As one of the state’s leading advocates for small-business owners, the NFIB is making it clear they want no part of any environmental group forcing Michigan’s electric providers to such a mandate. NFIB State Director Charlie Owens says, “Small-business owners are wary of any policy that seeks to promote ‘green’ energy sources at the expense of rate-payers overall.” He adds, “Many of the renewable sources of power are not viable in the marketplace and only exist because of taxpayer or rate-payer subsidies.”

Owens cited the voter’s rejection of the 2012 “25 by 25” renewable energy ballot proposal as evidence that Michigan citizens are not supportive of forced quotas for green energy sources. That proposal, advanced by the state’s environmental groups, would have required that 25-percent of Michigan’s energy come from renewable sources such as wind, solar and biomass by 2025. Currently Michigan law requires that 15-percent of energy produced come from renewable sources by 2022.

Owens referred to a survey of NFIB members done in 2012 in response to the 2012 renewable energy ballot proposal. When asked: “Do you support a Constitutional requirement that 25-percent of the state’s energy come from renewable sources by 2025?” the result was 89-percent NO, 8-percent YES and 3-percent Undecided. The current ballot effort differs from the 2012 attempt in that it would initiate legislation, not create a constitutional amendment, but that doesn’t change anything as far as Owens is concerned.

He argues, “Small-business owners understand that when you subsidize this kind of economically unviable technology by slapping the cost on existing rate payers, all you are doing is raising energy prices on everyone else so a select few can reap the rewards of a corporate handout.”

Owens says that NFIB will be working vigorously to get the truth out about this proposal and seeking its defeat at the polls.

For more information about NFIB, you can visit and the NFIB/Michigan state page,
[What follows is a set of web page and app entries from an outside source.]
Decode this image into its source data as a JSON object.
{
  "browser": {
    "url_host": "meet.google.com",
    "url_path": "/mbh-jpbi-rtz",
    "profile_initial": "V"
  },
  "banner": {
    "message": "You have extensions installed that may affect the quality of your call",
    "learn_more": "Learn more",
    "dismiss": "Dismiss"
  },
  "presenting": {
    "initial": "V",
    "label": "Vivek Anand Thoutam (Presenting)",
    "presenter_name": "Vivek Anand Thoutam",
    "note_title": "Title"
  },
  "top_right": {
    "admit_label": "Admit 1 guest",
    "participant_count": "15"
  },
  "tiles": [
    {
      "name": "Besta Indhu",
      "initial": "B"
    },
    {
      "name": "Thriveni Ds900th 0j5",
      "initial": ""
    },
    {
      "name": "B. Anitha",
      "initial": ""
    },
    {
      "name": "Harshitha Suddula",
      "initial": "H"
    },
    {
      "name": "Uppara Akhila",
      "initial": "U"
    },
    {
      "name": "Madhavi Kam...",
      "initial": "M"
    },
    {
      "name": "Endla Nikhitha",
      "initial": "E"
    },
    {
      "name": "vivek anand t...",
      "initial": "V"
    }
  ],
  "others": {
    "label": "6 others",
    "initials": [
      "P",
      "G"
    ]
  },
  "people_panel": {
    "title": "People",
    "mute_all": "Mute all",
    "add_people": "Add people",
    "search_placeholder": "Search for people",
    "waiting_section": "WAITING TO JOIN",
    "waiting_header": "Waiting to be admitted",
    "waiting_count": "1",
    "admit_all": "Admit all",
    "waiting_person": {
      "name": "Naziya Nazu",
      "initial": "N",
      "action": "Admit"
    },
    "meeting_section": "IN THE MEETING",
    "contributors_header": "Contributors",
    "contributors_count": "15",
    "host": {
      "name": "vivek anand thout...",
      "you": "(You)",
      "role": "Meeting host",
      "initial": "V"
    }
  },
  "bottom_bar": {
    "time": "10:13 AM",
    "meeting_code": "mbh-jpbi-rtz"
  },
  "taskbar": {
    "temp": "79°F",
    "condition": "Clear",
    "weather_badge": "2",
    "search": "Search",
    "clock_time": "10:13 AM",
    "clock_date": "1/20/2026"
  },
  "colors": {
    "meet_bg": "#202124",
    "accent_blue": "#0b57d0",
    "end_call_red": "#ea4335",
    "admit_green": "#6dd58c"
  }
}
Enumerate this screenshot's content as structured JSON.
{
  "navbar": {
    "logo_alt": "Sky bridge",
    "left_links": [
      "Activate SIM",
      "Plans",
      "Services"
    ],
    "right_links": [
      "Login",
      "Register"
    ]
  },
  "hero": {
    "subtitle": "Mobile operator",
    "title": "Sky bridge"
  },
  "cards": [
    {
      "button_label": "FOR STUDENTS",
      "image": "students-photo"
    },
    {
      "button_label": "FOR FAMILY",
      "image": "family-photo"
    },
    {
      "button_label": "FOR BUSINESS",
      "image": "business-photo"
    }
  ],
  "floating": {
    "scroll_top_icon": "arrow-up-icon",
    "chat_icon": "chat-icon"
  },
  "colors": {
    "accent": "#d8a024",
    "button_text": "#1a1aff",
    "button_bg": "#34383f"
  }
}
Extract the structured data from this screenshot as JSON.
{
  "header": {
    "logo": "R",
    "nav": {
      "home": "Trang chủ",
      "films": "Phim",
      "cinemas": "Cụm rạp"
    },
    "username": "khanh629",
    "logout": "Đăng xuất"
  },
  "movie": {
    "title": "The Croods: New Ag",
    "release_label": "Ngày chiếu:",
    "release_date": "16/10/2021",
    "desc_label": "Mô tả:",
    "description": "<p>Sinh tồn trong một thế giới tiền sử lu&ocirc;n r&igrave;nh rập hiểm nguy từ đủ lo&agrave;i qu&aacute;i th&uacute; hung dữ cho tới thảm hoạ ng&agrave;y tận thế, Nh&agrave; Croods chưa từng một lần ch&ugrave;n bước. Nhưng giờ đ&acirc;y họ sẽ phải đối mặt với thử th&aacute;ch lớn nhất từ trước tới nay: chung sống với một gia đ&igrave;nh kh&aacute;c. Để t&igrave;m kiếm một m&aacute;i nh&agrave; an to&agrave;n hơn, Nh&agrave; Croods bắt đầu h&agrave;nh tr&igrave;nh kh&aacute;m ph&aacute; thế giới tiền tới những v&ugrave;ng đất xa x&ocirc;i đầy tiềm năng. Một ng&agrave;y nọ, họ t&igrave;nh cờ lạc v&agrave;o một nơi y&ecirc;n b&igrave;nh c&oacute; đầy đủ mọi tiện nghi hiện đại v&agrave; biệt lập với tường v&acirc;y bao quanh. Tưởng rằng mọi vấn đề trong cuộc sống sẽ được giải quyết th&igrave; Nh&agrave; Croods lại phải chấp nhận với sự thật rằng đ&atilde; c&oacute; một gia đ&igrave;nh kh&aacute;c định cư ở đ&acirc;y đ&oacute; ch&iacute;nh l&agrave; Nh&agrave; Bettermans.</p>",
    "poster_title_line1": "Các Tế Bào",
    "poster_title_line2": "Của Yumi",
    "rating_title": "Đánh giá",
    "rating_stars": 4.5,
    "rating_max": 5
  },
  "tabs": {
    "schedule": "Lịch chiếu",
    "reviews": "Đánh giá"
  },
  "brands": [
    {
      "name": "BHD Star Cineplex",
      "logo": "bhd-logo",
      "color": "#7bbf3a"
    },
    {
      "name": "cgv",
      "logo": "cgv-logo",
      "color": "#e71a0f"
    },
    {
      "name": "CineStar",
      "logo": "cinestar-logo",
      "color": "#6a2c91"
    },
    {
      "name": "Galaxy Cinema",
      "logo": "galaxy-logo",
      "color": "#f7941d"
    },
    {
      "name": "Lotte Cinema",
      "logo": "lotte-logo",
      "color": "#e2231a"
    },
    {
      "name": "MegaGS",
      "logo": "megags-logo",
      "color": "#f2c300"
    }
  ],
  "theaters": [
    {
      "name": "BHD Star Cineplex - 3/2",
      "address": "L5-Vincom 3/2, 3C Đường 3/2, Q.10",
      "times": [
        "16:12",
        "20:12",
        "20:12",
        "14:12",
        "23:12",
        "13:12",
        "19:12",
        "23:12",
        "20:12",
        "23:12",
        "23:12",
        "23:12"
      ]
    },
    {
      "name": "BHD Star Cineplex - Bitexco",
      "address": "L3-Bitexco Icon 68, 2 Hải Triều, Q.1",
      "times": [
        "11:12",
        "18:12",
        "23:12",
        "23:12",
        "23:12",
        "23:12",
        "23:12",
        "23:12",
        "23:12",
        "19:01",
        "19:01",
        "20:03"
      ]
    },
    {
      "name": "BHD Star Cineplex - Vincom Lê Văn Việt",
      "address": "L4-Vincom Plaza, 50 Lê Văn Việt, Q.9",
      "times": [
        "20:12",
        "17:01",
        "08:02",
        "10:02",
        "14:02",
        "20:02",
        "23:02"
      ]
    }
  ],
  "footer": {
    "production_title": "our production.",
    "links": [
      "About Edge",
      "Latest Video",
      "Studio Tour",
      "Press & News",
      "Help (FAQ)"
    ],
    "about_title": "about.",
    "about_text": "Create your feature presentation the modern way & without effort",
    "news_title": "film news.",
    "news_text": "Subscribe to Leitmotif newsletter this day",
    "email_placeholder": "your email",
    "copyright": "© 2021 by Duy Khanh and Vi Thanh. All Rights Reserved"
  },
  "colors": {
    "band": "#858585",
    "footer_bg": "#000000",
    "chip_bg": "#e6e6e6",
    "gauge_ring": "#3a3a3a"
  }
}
NFIB is one of the nation’s leading small business associations, with offices in Washington, D.C. and all 50 state capitals. Founded in 1943 as a nonprofit, nonpartisan organization, NFIB gives small and independent business owners a voice in shaping the public policy issues that affect their business. The organization’s powerful network of grassroots activists sends their views directly to state and federal lawmakers through a unique member-only ballot, thus playing a critical role in supporting America’s free enterprise system.